-- RECORDS SHOWN follows --

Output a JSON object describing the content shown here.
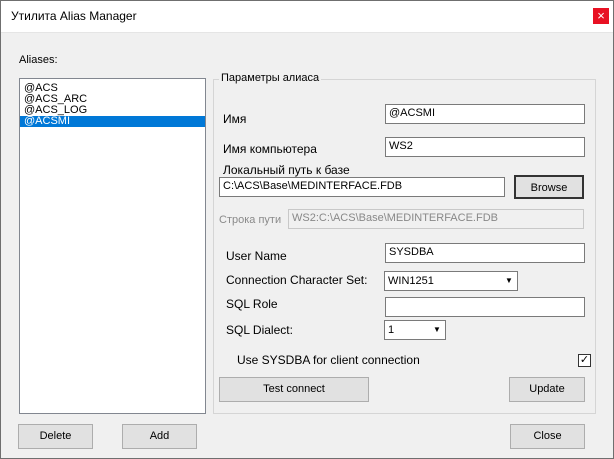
{
  "window": {
    "title": "Утилита Alias Manager",
    "close_glyph": "×"
  },
  "aliases": {
    "label": "Aliases:",
    "items": [
      "@ACS",
      "@ACS_ARC",
      "@ACS_LOG",
      "@ACSMI"
    ],
    "selected_index": 3
  },
  "params": {
    "group_title": "Параметры алиаса",
    "name_label": "Имя",
    "name_value": "@ACSMI",
    "computer_label": "Имя компьютера",
    "computer_value": "WS2",
    "local_path_label": "Локальный путь к базе",
    "local_path_value": "C:\\ACS\\Base\\MEDINTERFACE.FDB",
    "browse_label": "Browse",
    "path_string_label": "Строка пути",
    "path_string_value": "WS2:C:\\ACS\\Base\\MEDINTERFACE.FDB",
    "user_name_label": "User Name",
    "user_name_value": "SYSDBA",
    "charset_label": "Connection Character Set:",
    "charset_value": "WIN1251",
    "sql_role_label": "SQL Role",
    "sql_role_value": "",
    "sql_dialect_label": "SQL Dialect:",
    "sql_dialect_value": "1",
    "use_sysdba_label": "Use SYSDBA for client connection",
    "use_sysdba_checked": "✓",
    "test_connect_label": "Test connect",
    "update_label": "Update"
  },
  "footer": {
    "delete_label": "Delete",
    "add_label": "Add",
    "close_label": "Close"
  }
}
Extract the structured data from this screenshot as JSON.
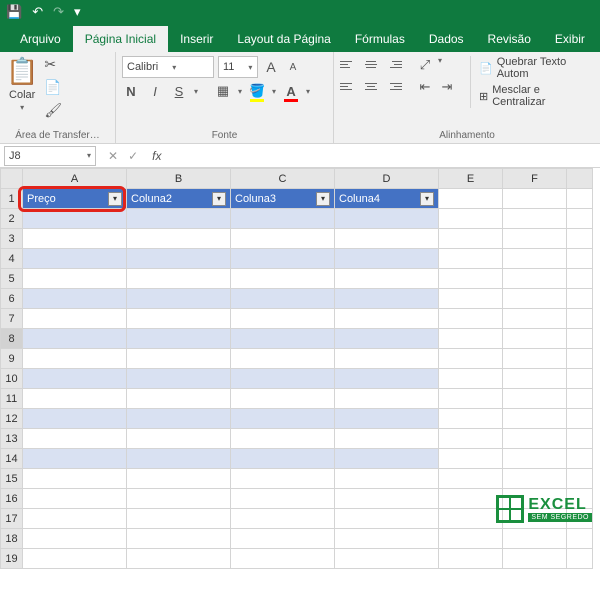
{
  "titlebar": {
    "save": "💾",
    "undo": "↶",
    "redo": "↷",
    "customize": "▾"
  },
  "tabs": {
    "arquivo": "Arquivo",
    "inicial": "Página Inicial",
    "inserir": "Inserir",
    "layout": "Layout da Página",
    "formulas": "Fórmulas",
    "dados": "Dados",
    "revisao": "Revisão",
    "exibir": "Exibir"
  },
  "ribbon": {
    "clipboard": {
      "colar": "Colar",
      "label": "Área de Transfer…"
    },
    "font": {
      "name": "Calibri",
      "size": "11",
      "bold": "N",
      "italic": "I",
      "underline": "S",
      "grow": "A",
      "shrink": "A",
      "label": "Fonte"
    },
    "align": {
      "wrap": "Quebrar Texto Autom",
      "merge": "Mesclar e Centralizar",
      "label": "Alinhamento"
    }
  },
  "namebox": "J8",
  "fx": "fx",
  "columns": [
    "A",
    "B",
    "C",
    "D",
    "E",
    "F",
    ""
  ],
  "table_headers": [
    "Preço",
    "Coluna2",
    "Coluna3",
    "Coluna4"
  ],
  "rows": [
    1,
    2,
    3,
    4,
    5,
    6,
    7,
    8,
    9,
    10,
    11,
    12,
    13,
    14,
    15,
    16,
    17,
    18,
    19
  ],
  "logo": {
    "main": "EXCEL",
    "sub": "SEM SEGREDO"
  }
}
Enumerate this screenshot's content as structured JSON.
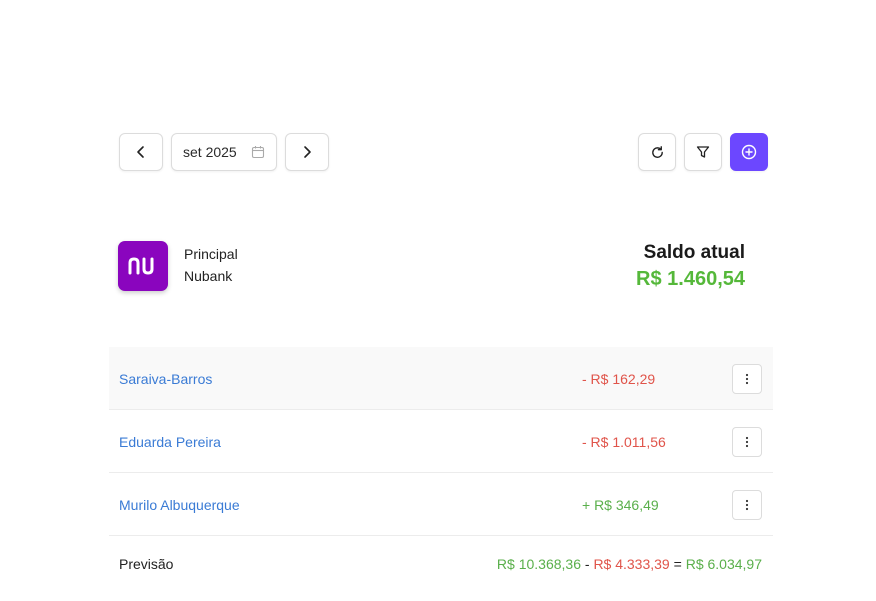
{
  "nav": {
    "month_label": "set 2025"
  },
  "account": {
    "name": "Principal",
    "bank": "Nubank",
    "logo_text": "nu",
    "brand_color": "#8a05be"
  },
  "balance": {
    "label": "Saldo atual",
    "value": "R$ 1.460,54"
  },
  "colors": {
    "accent": "#6c47ff",
    "positive": "#5aaf4b",
    "negative": "#e0544a",
    "link": "#3a7bd5"
  },
  "transactions": [
    {
      "name": "Saraiva-Barros",
      "amount": "- R$ 162,29",
      "sign": "negative"
    },
    {
      "name": "Eduarda Pereira",
      "amount": "- R$ 1.011,56",
      "sign": "negative"
    },
    {
      "name": "Murilo Albuquerque",
      "amount": "+ R$ 346,49",
      "sign": "positive"
    }
  ],
  "forecast": {
    "label": "Previsão",
    "income": "R$ 10.368,36",
    "minus": "-",
    "expense": "R$ 4.333,39",
    "equals": "=",
    "result": "R$ 6.034,97"
  },
  "icons": {
    "prev": "chevron-left-icon",
    "next": "chevron-right-icon",
    "calendar": "calendar-icon",
    "refresh": "refresh-icon",
    "filter": "filter-icon",
    "add": "plus-circle-icon",
    "row_menu": "more-vertical-icon"
  }
}
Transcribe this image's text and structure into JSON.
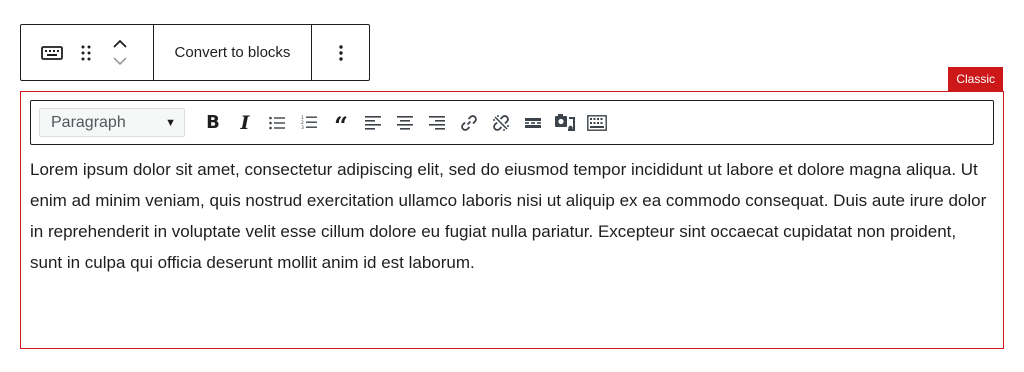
{
  "block_toolbar": {
    "convert_label": "Convert to blocks"
  },
  "classic_label": "Classic",
  "format_toolbar": {
    "format_select": "Paragraph",
    "icons": [
      "bold-icon",
      "italic-icon",
      "bullet-list-icon",
      "numbered-list-icon",
      "blockquote-icon",
      "align-left-icon",
      "align-center-icon",
      "align-right-icon",
      "link-icon",
      "unlink-icon",
      "read-more-icon",
      "insert-media-icon",
      "toolbar-toggle-icon"
    ]
  },
  "content": {
    "paragraph": "Lorem ipsum dolor sit amet, consectetur adipiscing elit, sed do eiusmod tempor incididunt ut labore et dolore magna aliqua. Ut enim ad minim veniam, quis nostrud exercitation ullamco laboris nisi ut aliquip ex ea commodo consequat. Duis aute irure dolor in reprehenderit in voluptate velit esse cillum dolore eu fugiat nulla pariatur. Excepteur sint occaecat cupidatat non proident, sunt in culpa qui officia deserunt mollit anim id est laborum."
  },
  "colors": {
    "accent_red": "#cc1818",
    "text": "#1e1e1e"
  }
}
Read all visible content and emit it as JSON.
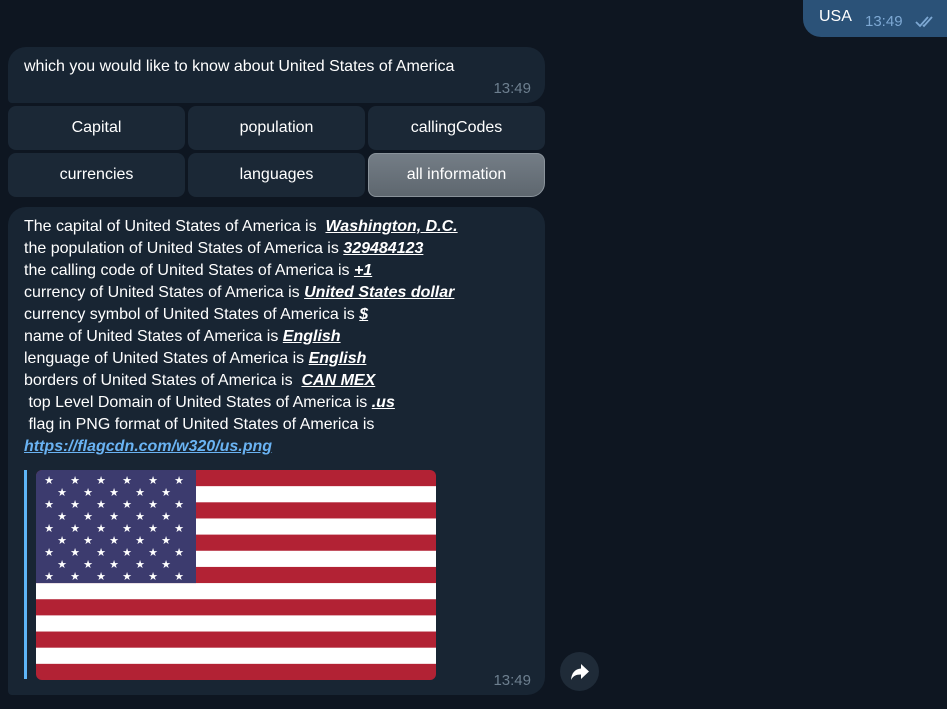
{
  "outgoing": {
    "text": "USA",
    "time": "13:49",
    "status_icon": "double-check-icon",
    "bubble_color": "#2b5278"
  },
  "prompt": {
    "text": "which you would like to know about United States of America",
    "time": "13:49"
  },
  "keyboard": {
    "row1": [
      "Capital",
      "population",
      "callingCodes"
    ],
    "row2": [
      "currencies",
      "languages",
      "all information"
    ]
  },
  "info": {
    "lines": [
      {
        "text": "The capital of United States of America is  ",
        "value": "Washington, D.C."
      },
      {
        "text": "the population of United States of America is ",
        "value": "329484123"
      },
      {
        "text": "the calling code of United States of America is ",
        "value": "+1"
      },
      {
        "text": "currency of United States of America is ",
        "value": "United States dollar"
      },
      {
        "text": "currency symbol of United States of America is ",
        "value": "$"
      },
      {
        "text": "name of United States of America is ",
        "value": "English"
      },
      {
        "text": "lenguage of United States of America is ",
        "value": "English"
      },
      {
        "text": "borders of United States of America is  ",
        "value": "CAN MEX"
      },
      {
        "text": " top Level Domain of United States of America is ",
        "value": ".us"
      },
      {
        "text": " flag in PNG format of United States of America is",
        "value": ""
      }
    ],
    "link": "https://flagcdn.com/w320/us.png",
    "time": "13:49",
    "link_color": "#6ab3f3"
  },
  "forward_icon": "share-arrow-icon"
}
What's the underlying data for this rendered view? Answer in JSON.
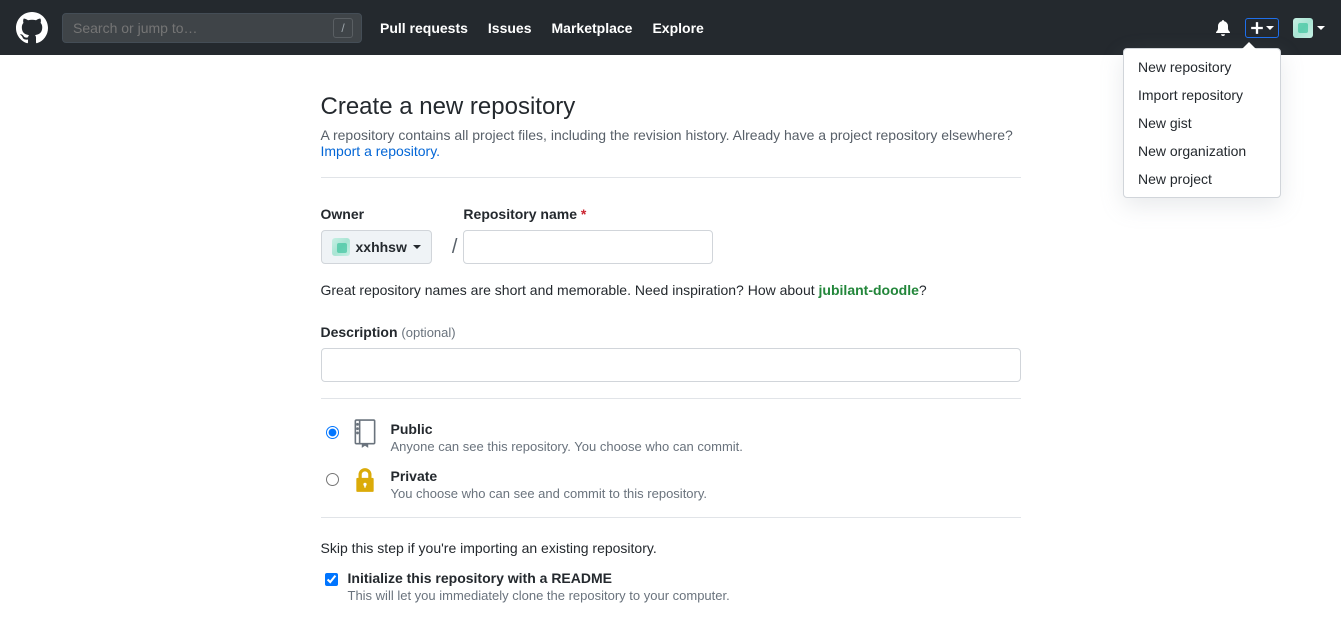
{
  "header": {
    "search_placeholder": "Search or jump to…",
    "slash": "/",
    "nav": {
      "pulls": "Pull requests",
      "issues": "Issues",
      "marketplace": "Marketplace",
      "explore": "Explore"
    }
  },
  "dropdown": {
    "items": [
      "New repository",
      "Import repository",
      "New gist",
      "New organization",
      "New project"
    ]
  },
  "page": {
    "title": "Create a new repository",
    "subhead_text": "A repository contains all project files, including the revision history. Already have a project repository elsewhere? ",
    "import_link": "Import a repository.",
    "owner_label": "Owner",
    "reponame_label": "Repository name",
    "required_marker": "*",
    "owner_value": "xxhhsw",
    "slash": "/",
    "reponame_value": "",
    "hint_pre": "Great repository names are short and memorable. Need inspiration? How about ",
    "suggestion": "jubilant-doodle",
    "hint_post": "?",
    "desc_label": "Description",
    "optional": "(optional)",
    "desc_value": "",
    "visibility": {
      "public": {
        "title": "Public",
        "desc": "Anyone can see this repository. You choose who can commit.",
        "selected": true
      },
      "private": {
        "title": "Private",
        "desc": "You choose who can see and commit to this repository.",
        "selected": false
      }
    },
    "skip_line": "Skip this step if you're importing an existing repository.",
    "init": {
      "checked": true,
      "title": "Initialize this repository with a README",
      "desc": "This will let you immediately clone the repository to your computer."
    }
  }
}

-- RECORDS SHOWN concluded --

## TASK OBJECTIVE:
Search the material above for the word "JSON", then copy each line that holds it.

## PROBLEM SOLUTION:
Output a JSON object describing the content shown here.
Extract the structured data from this screenshot as JSON.
Enumerate this screenshot's content as structured JSON.
Transcribe this image's text and structure into JSON.
Read all visible content and emit it as JSON.
What's the underlying data for this rendered view? Answer in JSON.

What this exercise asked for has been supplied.